Author(s): 
Fallowfield, L.
Osborne, S.
Langridge, C.
Monson, K.
Kilkerr, J.
Jenkins, V.
Publication Title: 
Revista Brasileira De Medicina
Author(s): 
Wolffenbüttel, E.
Publication Title: 
Archives Internationales De Pharmacodynamie Et De Thérapie

This study deals with the interactions of cocaine with barbital, pentobarbital and ethanol in nontolerant and tolerant male Sprague-Dawley rats. Cocaine hydrochloride (50 mg) pellets implanted s.c. in rats prior to the i.p. injections of sodium barbital (150 mg/kg dose once daily for 4 days) potentiated the hypothermic response 2 hr after the barbital injection, when maximum hypothermia occurred. The s.c. implantation of the same type of pellets prior to the i.p.

Author(s): 
Misra, A. L.
Pontani, R. B.
Vadlamani, N. L.
Publication Title: 
American Journal of Obstetrics and Gynecology

OBJECTIVES: The purpose of this study was to systematically review the literature for, and critically appraise, randomized controlled trials of any type of complementary and alternative therapies for labor pain. STUDY DESIGN: Six electronic databases were searched from their inception until July 2003. The inclusion criteria were that they were prospective, randomized controlled trials, involved healthy pregnant women at term, and contained outcome measures of labor pain. RESULTS: Our search strategy found 18 trials.

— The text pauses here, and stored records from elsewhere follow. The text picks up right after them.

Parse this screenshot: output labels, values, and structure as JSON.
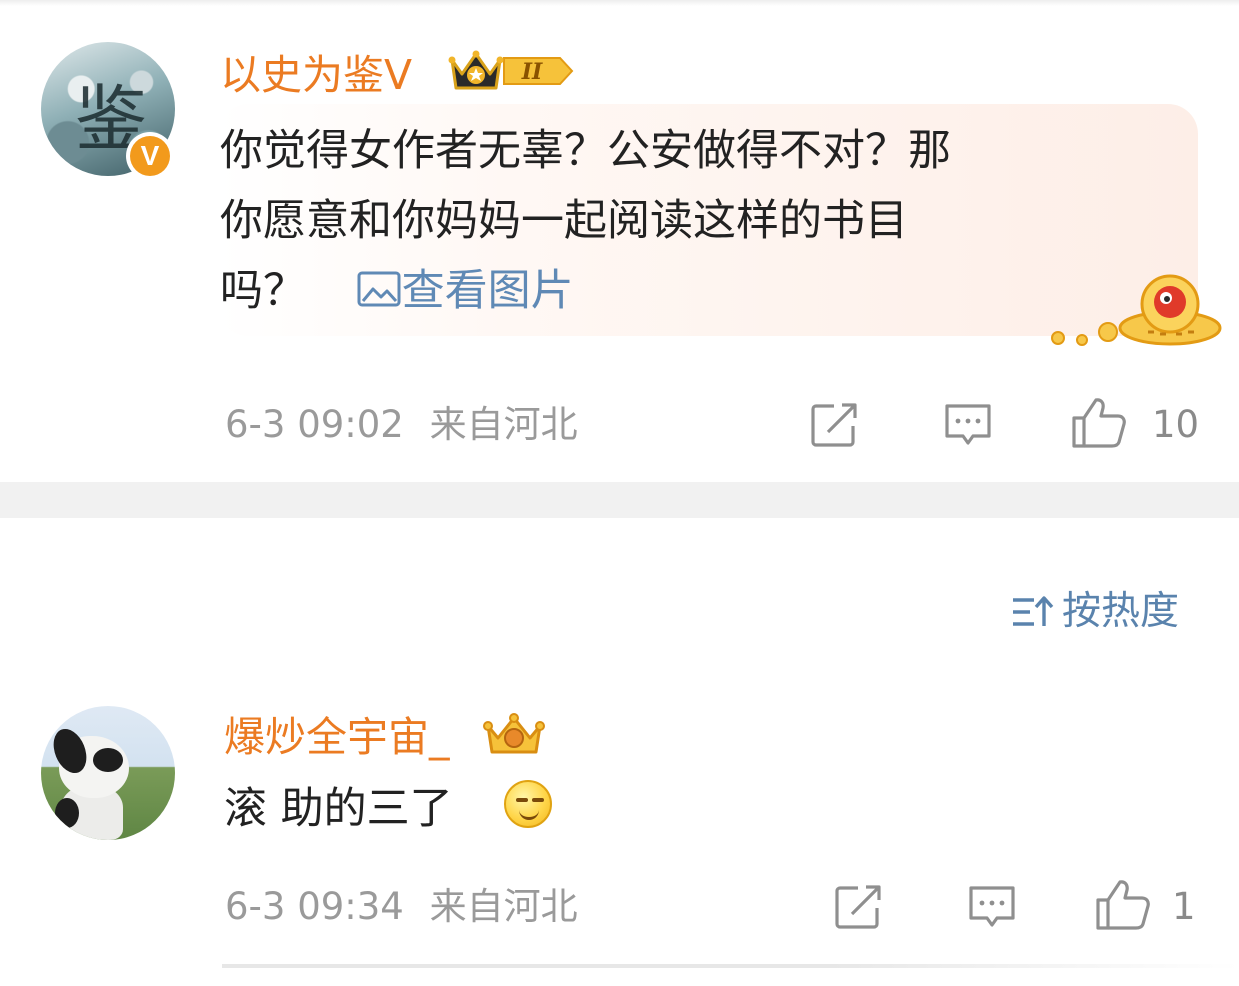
{
  "comments": [
    {
      "username": "以史为鉴V",
      "avatar_glyph": "鉴",
      "verified_badge": "V",
      "level_badge": "II",
      "content_lines": [
        "你觉得女作者无辜？公安做得不对？那",
        "你愿意和你妈妈一起阅读这样的书目",
        "吗？"
      ],
      "view_image_label": "查看图片",
      "time": "6-3 09:02",
      "location": "来自河北",
      "like_count": "10"
    },
    {
      "username": "爆炒全宇宙_",
      "content": "滚 助的三了",
      "time": "6-3 09:34",
      "location": "来自河北",
      "like_count": "1"
    }
  ],
  "sort": {
    "label": "按热度"
  },
  "icons": {
    "repost": "repost-icon",
    "comment": "comment-icon",
    "like": "like-icon",
    "image": "image-icon",
    "sort": "sort-icon",
    "crown": "crown-badge-icon",
    "ufo_mascot": "ufo-mascot-icon",
    "emoji": "smile-emoji-icon"
  },
  "colors": {
    "username": "#eb7b22",
    "link": "#5f89b5",
    "meta": "#9a9a9a",
    "verified": "#f29a1c"
  }
}
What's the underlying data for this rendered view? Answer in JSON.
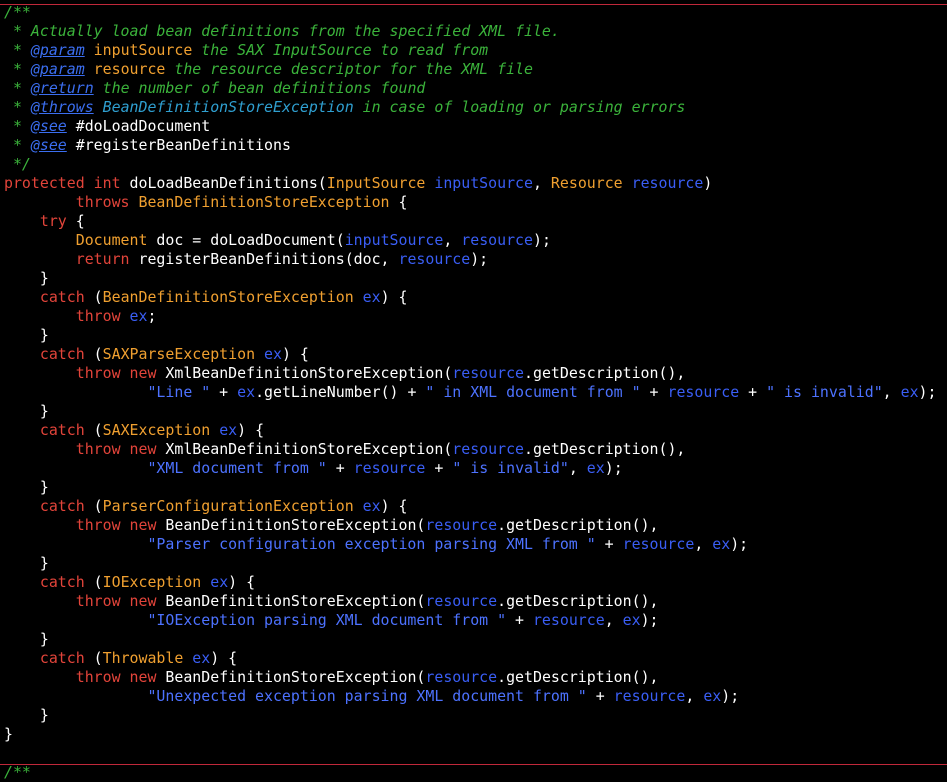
{
  "editor": {
    "language": "java",
    "colors": {
      "background": "#000000",
      "comment": "#3bb33b",
      "doc_tag": "#3b6ef0",
      "keyword": "#e2443a",
      "type": "#f0a030",
      "parameter": "#3a5ef5",
      "string": "#4d72ff",
      "plain": "#ffffff",
      "divider": "#c0283a"
    },
    "lines": [
      [
        {
          "c": "cm",
          "t": "/**"
        }
      ],
      [
        {
          "c": "cm",
          "t": " * Actually load bean definitions from the specified XML file."
        }
      ],
      [
        {
          "c": "cm",
          "t": " * "
        },
        {
          "c": "tag",
          "t": "@param"
        },
        {
          "c": "cm",
          "t": " "
        },
        {
          "c": "ty",
          "t": "inputSource"
        },
        {
          "c": "cm",
          "t": " the SAX InputSource to read from"
        }
      ],
      [
        {
          "c": "cm",
          "t": " * "
        },
        {
          "c": "tag",
          "t": "@param"
        },
        {
          "c": "cm",
          "t": " "
        },
        {
          "c": "ty",
          "t": "resource"
        },
        {
          "c": "cm",
          "t": " the resource descriptor for the XML file"
        }
      ],
      [
        {
          "c": "cm",
          "t": " * "
        },
        {
          "c": "tag",
          "t": "@return"
        },
        {
          "c": "cm",
          "t": " the number of bean definitions found"
        }
      ],
      [
        {
          "c": "cm",
          "t": " * "
        },
        {
          "c": "tag",
          "t": "@throws"
        },
        {
          "c": "cm",
          "t": " "
        },
        {
          "c": "tagx",
          "t": "BeanDefinitionStoreException"
        },
        {
          "c": "cm",
          "t": " in case of loading or parsing errors"
        }
      ],
      [
        {
          "c": "cm",
          "t": " * "
        },
        {
          "c": "tag",
          "t": "@see"
        },
        {
          "c": "cm",
          "t": " "
        },
        {
          "c": "pl",
          "t": "#doLoadDocument"
        }
      ],
      [
        {
          "c": "cm",
          "t": " * "
        },
        {
          "c": "tag",
          "t": "@see"
        },
        {
          "c": "cm",
          "t": " "
        },
        {
          "c": "pl",
          "t": "#registerBeanDefinitions"
        }
      ],
      [
        {
          "c": "cm",
          "t": " */"
        }
      ],
      [
        {
          "c": "kw",
          "t": "protected"
        },
        {
          "c": "pl",
          "t": " "
        },
        {
          "c": "kw",
          "t": "int"
        },
        {
          "c": "pl",
          "t": " doLoadBeanDefinitions("
        },
        {
          "c": "ty",
          "t": "InputSource"
        },
        {
          "c": "pl",
          "t": " "
        },
        {
          "c": "pv",
          "t": "inputSource"
        },
        {
          "c": "pl",
          "t": ", "
        },
        {
          "c": "ty",
          "t": "Resource"
        },
        {
          "c": "pl",
          "t": " "
        },
        {
          "c": "pv",
          "t": "resource"
        },
        {
          "c": "pl",
          "t": ")"
        }
      ],
      [
        {
          "c": "pl",
          "t": "        "
        },
        {
          "c": "kw",
          "t": "throws"
        },
        {
          "c": "pl",
          "t": " "
        },
        {
          "c": "ty",
          "t": "BeanDefinitionStoreException"
        },
        {
          "c": "pl",
          "t": " {"
        }
      ],
      [
        {
          "c": "pl",
          "t": "    "
        },
        {
          "c": "kw",
          "t": "try"
        },
        {
          "c": "pl",
          "t": " {"
        }
      ],
      [
        {
          "c": "pl",
          "t": "        "
        },
        {
          "c": "ty",
          "t": "Document"
        },
        {
          "c": "pl",
          "t": " doc = doLoadDocument("
        },
        {
          "c": "pv",
          "t": "inputSource"
        },
        {
          "c": "pl",
          "t": ", "
        },
        {
          "c": "pv",
          "t": "resource"
        },
        {
          "c": "pl",
          "t": ");"
        }
      ],
      [
        {
          "c": "pl",
          "t": "        "
        },
        {
          "c": "kw",
          "t": "return"
        },
        {
          "c": "pl",
          "t": " registerBeanDefinitions(doc, "
        },
        {
          "c": "pv",
          "t": "resource"
        },
        {
          "c": "pl",
          "t": ");"
        }
      ],
      [
        {
          "c": "pl",
          "t": "    }"
        }
      ],
      [
        {
          "c": "pl",
          "t": "    "
        },
        {
          "c": "kw",
          "t": "catch"
        },
        {
          "c": "pl",
          "t": " ("
        },
        {
          "c": "ty",
          "t": "BeanDefinitionStoreException"
        },
        {
          "c": "pl",
          "t": " "
        },
        {
          "c": "pv",
          "t": "ex"
        },
        {
          "c": "pl",
          "t": ") {"
        }
      ],
      [
        {
          "c": "pl",
          "t": "        "
        },
        {
          "c": "kw",
          "t": "throw"
        },
        {
          "c": "pl",
          "t": " "
        },
        {
          "c": "pv",
          "t": "ex"
        },
        {
          "c": "pl",
          "t": ";"
        }
      ],
      [
        {
          "c": "pl",
          "t": "    }"
        }
      ],
      [
        {
          "c": "pl",
          "t": "    "
        },
        {
          "c": "kw",
          "t": "catch"
        },
        {
          "c": "pl",
          "t": " ("
        },
        {
          "c": "ty",
          "t": "SAXParseException"
        },
        {
          "c": "pl",
          "t": " "
        },
        {
          "c": "pv",
          "t": "ex"
        },
        {
          "c": "pl",
          "t": ") {"
        }
      ],
      [
        {
          "c": "pl",
          "t": "        "
        },
        {
          "c": "kw",
          "t": "throw"
        },
        {
          "c": "pl",
          "t": " "
        },
        {
          "c": "kw",
          "t": "new"
        },
        {
          "c": "pl",
          "t": " XmlBeanDefinitionStoreException("
        },
        {
          "c": "pv",
          "t": "resource"
        },
        {
          "c": "pl",
          "t": ".getDescription(),"
        }
      ],
      [
        {
          "c": "pl",
          "t": "                "
        },
        {
          "c": "st",
          "t": "\"Line \""
        },
        {
          "c": "pl",
          "t": " + "
        },
        {
          "c": "pv",
          "t": "ex"
        },
        {
          "c": "pl",
          "t": ".getLineNumber() + "
        },
        {
          "c": "st",
          "t": "\" in XML document from \""
        },
        {
          "c": "pl",
          "t": " + "
        },
        {
          "c": "pv",
          "t": "resource"
        },
        {
          "c": "pl",
          "t": " + "
        },
        {
          "c": "st",
          "t": "\" is invalid\""
        },
        {
          "c": "pl",
          "t": ", "
        },
        {
          "c": "pv",
          "t": "ex"
        },
        {
          "c": "pl",
          "t": ");"
        }
      ],
      [
        {
          "c": "pl",
          "t": "    }"
        }
      ],
      [
        {
          "c": "pl",
          "t": "    "
        },
        {
          "c": "kw",
          "t": "catch"
        },
        {
          "c": "pl",
          "t": " ("
        },
        {
          "c": "ty",
          "t": "SAXException"
        },
        {
          "c": "pl",
          "t": " "
        },
        {
          "c": "pv",
          "t": "ex"
        },
        {
          "c": "pl",
          "t": ") {"
        }
      ],
      [
        {
          "c": "pl",
          "t": "        "
        },
        {
          "c": "kw",
          "t": "throw"
        },
        {
          "c": "pl",
          "t": " "
        },
        {
          "c": "kw",
          "t": "new"
        },
        {
          "c": "pl",
          "t": " XmlBeanDefinitionStoreException("
        },
        {
          "c": "pv",
          "t": "resource"
        },
        {
          "c": "pl",
          "t": ".getDescription(),"
        }
      ],
      [
        {
          "c": "pl",
          "t": "                "
        },
        {
          "c": "st",
          "t": "\"XML document from \""
        },
        {
          "c": "pl",
          "t": " + "
        },
        {
          "c": "pv",
          "t": "resource"
        },
        {
          "c": "pl",
          "t": " + "
        },
        {
          "c": "st",
          "t": "\" is invalid\""
        },
        {
          "c": "pl",
          "t": ", "
        },
        {
          "c": "pv",
          "t": "ex"
        },
        {
          "c": "pl",
          "t": ");"
        }
      ],
      [
        {
          "c": "pl",
          "t": "    }"
        }
      ],
      [
        {
          "c": "pl",
          "t": "    "
        },
        {
          "c": "kw",
          "t": "catch"
        },
        {
          "c": "pl",
          "t": " ("
        },
        {
          "c": "ty",
          "t": "ParserConfigurationException"
        },
        {
          "c": "pl",
          "t": " "
        },
        {
          "c": "pv",
          "t": "ex"
        },
        {
          "c": "pl",
          "t": ") {"
        }
      ],
      [
        {
          "c": "pl",
          "t": "        "
        },
        {
          "c": "kw",
          "t": "throw"
        },
        {
          "c": "pl",
          "t": " "
        },
        {
          "c": "kw",
          "t": "new"
        },
        {
          "c": "pl",
          "t": " BeanDefinitionStoreException("
        },
        {
          "c": "pv",
          "t": "resource"
        },
        {
          "c": "pl",
          "t": ".getDescription(),"
        }
      ],
      [
        {
          "c": "pl",
          "t": "                "
        },
        {
          "c": "st",
          "t": "\"Parser configuration exception parsing XML from \""
        },
        {
          "c": "pl",
          "t": " + "
        },
        {
          "c": "pv",
          "t": "resource"
        },
        {
          "c": "pl",
          "t": ", "
        },
        {
          "c": "pv",
          "t": "ex"
        },
        {
          "c": "pl",
          "t": ");"
        }
      ],
      [
        {
          "c": "pl",
          "t": "    }"
        }
      ],
      [
        {
          "c": "pl",
          "t": "    "
        },
        {
          "c": "kw",
          "t": "catch"
        },
        {
          "c": "pl",
          "t": " ("
        },
        {
          "c": "ty",
          "t": "IOException"
        },
        {
          "c": "pl",
          "t": " "
        },
        {
          "c": "pv",
          "t": "ex"
        },
        {
          "c": "pl",
          "t": ") {"
        }
      ],
      [
        {
          "c": "pl",
          "t": "        "
        },
        {
          "c": "kw",
          "t": "throw"
        },
        {
          "c": "pl",
          "t": " "
        },
        {
          "c": "kw",
          "t": "new"
        },
        {
          "c": "pl",
          "t": " BeanDefinitionStoreException("
        },
        {
          "c": "pv",
          "t": "resource"
        },
        {
          "c": "pl",
          "t": ".getDescription(),"
        }
      ],
      [
        {
          "c": "pl",
          "t": "                "
        },
        {
          "c": "st",
          "t": "\"IOException parsing XML document from \""
        },
        {
          "c": "pl",
          "t": " + "
        },
        {
          "c": "pv",
          "t": "resource"
        },
        {
          "c": "pl",
          "t": ", "
        },
        {
          "c": "pv",
          "t": "ex"
        },
        {
          "c": "pl",
          "t": ");"
        }
      ],
      [
        {
          "c": "pl",
          "t": "    }"
        }
      ],
      [
        {
          "c": "pl",
          "t": "    "
        },
        {
          "c": "kw",
          "t": "catch"
        },
        {
          "c": "pl",
          "t": " ("
        },
        {
          "c": "ty",
          "t": "Throwable"
        },
        {
          "c": "pl",
          "t": " "
        },
        {
          "c": "pv",
          "t": "ex"
        },
        {
          "c": "pl",
          "t": ") {"
        }
      ],
      [
        {
          "c": "pl",
          "t": "        "
        },
        {
          "c": "kw",
          "t": "throw"
        },
        {
          "c": "pl",
          "t": " "
        },
        {
          "c": "kw",
          "t": "new"
        },
        {
          "c": "pl",
          "t": " BeanDefinitionStoreException("
        },
        {
          "c": "pv",
          "t": "resource"
        },
        {
          "c": "pl",
          "t": ".getDescription(),"
        }
      ],
      [
        {
          "c": "pl",
          "t": "                "
        },
        {
          "c": "st",
          "t": "\"Unexpected exception parsing XML document from \""
        },
        {
          "c": "pl",
          "t": " + "
        },
        {
          "c": "pv",
          "t": "resource"
        },
        {
          "c": "pl",
          "t": ", "
        },
        {
          "c": "pv",
          "t": "ex"
        },
        {
          "c": "pl",
          "t": ");"
        }
      ],
      [
        {
          "c": "pl",
          "t": "    }"
        }
      ],
      [
        {
          "c": "pl",
          "t": "}"
        }
      ],
      [
        {
          "c": "pl",
          "t": ""
        }
      ],
      [
        {
          "c": "cm",
          "t": "/**"
        }
      ]
    ]
  }
}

Six of these did not meet our inclusion criteria.

Author(s): 
Huntley, Alyson L.
Coon, Joanna Thompson
Ernst, Edzard
Publication Title: 
Veterinary Anaesthesia and Analgesia

OBJECTIVE: To provide experience of monitoring the level of hypnosis with the Cerebral State Monitor (CSM), a device extracting a single numerical variable between 0 and 100 from the electroencephalogram in dogs sedated with medetomidine during dental scale removal. STUDY DESIGN: Prospective observational study. Animals Nine female Beagle dogs weighing 13.3 +/- 1.3 kg. METHODS: Cerebral state index (CSI) and burst suppression ratio (BSR) were recorded from sub-dermal needle electrodes in dogs sedated after subcutaneous injection of 114 +/- 11 microg kg(-1) medetomidine.

Author(s): 
Bollen, Peter J. A.
Saxtorph, Henrik
Publication Title: 
Annales De Dermatologie Et De Vénéréologie

BACKGROUND: Injections of botulinum toxin type A are extremely effective in treating palmar hyperhidrosis. The main problem is pain during injections in the palms and pulp of the fingers. Anaesthesia of the hands using Emla and analgesia with an equimolar mixture of oxygen/nitrous oxide are occasionally disappointing. We analysed the value of hypnosis in reducing injection pain.

Author(s): 
Maillard, H.
Bara, C.
Célérier, P.

Pages

Subscribe to RSS - Injections, Subcutaneous